Had an interesting conversation with a friend who is a joiner. Well, a ship's carpenter which means he is an elite joiner who can turn his hand to other skills as well. The problem is still fitting a library into a smaller size study without major deletions from my catalogue. So the large clothes cupboard in this modest room, given a ship's carpenter's skills, will provide another 23 feet of shelving and some filing space. The Tardis principle. Or maybe a jig saw puzzle - all the pieces only fit together one way?
While discussing the problem I mentioned a number of suggestions made by well meaning friends, that I should just downsize my library, get rid of surplus, expel the excess. Didn't mention Stuart's much more convenient suggestion to give them to him :)) Anyway, said my friend, I paraphrase, but accurately, - "I have a tool kit, and several planes, saws, chisels, hammers, and need a wee trailer to carry them to go and do a job. Your library is a tool kit - you'll get rid of something and then you'll need it. A library isn't just books - it's a lifelong collection of the things you do your work with." I love a man who understands. I showed him my prized Cambridge hardback edition of the George Herbert's poems and explained the extended mortgage needed to buy it. It's inconceivable I'd part with it. It and the vast majority of my books are not bought on impulse - they are chosen companions, resident scholars of choice, conversation partners, gifts of thought and ideas that have made me who I am. Sure some of them can go.

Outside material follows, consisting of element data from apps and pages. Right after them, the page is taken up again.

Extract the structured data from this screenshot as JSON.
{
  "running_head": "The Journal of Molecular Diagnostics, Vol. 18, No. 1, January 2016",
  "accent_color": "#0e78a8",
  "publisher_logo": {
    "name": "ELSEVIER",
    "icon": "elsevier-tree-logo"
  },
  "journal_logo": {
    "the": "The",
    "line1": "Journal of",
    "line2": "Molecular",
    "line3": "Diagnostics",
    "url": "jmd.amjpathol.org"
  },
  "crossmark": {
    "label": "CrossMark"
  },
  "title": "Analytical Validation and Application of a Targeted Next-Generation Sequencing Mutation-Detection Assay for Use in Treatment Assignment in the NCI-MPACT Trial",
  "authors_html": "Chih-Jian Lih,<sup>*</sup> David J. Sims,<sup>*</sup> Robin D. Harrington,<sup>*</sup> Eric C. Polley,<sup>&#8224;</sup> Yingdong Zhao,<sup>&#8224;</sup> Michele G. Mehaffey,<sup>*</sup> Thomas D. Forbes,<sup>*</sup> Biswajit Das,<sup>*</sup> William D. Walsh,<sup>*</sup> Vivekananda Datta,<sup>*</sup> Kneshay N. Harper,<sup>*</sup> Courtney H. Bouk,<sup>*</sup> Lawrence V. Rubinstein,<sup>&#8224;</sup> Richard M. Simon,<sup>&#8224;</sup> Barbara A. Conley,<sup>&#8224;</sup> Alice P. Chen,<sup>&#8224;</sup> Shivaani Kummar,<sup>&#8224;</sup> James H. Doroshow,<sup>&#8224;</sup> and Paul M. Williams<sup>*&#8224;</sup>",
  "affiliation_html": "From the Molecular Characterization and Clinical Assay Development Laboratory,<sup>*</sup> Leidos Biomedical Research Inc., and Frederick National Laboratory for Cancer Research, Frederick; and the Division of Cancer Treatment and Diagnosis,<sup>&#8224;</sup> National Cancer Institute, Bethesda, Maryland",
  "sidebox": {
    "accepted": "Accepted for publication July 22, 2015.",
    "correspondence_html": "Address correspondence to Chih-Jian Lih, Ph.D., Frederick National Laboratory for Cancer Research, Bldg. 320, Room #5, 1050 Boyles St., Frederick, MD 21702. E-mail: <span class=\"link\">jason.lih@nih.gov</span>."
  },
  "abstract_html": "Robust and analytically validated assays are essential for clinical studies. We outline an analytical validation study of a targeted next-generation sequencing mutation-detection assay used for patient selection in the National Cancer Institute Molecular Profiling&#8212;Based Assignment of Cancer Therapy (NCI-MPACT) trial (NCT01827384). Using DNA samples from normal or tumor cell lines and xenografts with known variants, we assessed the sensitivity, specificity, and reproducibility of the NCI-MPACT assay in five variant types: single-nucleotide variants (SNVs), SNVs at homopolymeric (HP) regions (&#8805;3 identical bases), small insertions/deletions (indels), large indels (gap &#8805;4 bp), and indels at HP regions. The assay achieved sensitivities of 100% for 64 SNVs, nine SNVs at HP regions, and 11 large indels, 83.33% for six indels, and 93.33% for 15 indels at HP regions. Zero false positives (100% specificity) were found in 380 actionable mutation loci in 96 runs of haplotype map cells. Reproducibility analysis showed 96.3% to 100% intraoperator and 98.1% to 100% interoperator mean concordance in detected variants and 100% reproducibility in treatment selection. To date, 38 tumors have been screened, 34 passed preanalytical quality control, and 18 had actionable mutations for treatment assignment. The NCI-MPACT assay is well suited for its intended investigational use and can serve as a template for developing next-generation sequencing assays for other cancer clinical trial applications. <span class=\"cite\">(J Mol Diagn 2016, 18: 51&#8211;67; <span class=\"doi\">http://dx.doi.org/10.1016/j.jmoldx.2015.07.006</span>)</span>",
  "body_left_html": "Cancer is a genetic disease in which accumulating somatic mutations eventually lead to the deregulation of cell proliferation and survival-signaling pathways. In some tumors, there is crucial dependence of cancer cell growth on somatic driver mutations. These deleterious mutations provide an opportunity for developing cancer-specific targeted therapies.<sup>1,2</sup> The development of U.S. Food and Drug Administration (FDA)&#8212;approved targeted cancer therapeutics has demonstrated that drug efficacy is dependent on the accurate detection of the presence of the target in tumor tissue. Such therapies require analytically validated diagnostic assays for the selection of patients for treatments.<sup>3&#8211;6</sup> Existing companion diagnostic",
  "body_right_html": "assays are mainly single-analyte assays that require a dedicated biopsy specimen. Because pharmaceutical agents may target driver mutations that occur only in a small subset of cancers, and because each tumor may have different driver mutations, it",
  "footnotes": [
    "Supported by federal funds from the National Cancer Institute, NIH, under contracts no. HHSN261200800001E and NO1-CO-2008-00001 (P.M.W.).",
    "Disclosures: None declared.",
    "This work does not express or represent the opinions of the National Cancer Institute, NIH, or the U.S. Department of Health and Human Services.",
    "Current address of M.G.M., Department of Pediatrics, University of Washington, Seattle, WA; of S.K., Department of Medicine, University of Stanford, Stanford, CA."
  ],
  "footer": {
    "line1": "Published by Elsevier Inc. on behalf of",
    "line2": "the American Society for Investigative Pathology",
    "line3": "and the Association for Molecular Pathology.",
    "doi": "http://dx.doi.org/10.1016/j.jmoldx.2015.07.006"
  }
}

But I have an annual review of my whole library anyway, have done every year for decades, and a box or two go away each year to new homes. So we spent time conspiring against the limitations of space, doing the math, planning and measuring so as to have adequate shelving without the study being overwhelmingly stuffed - I also like wall space for my pictures, and a sense of beauty as well as utility.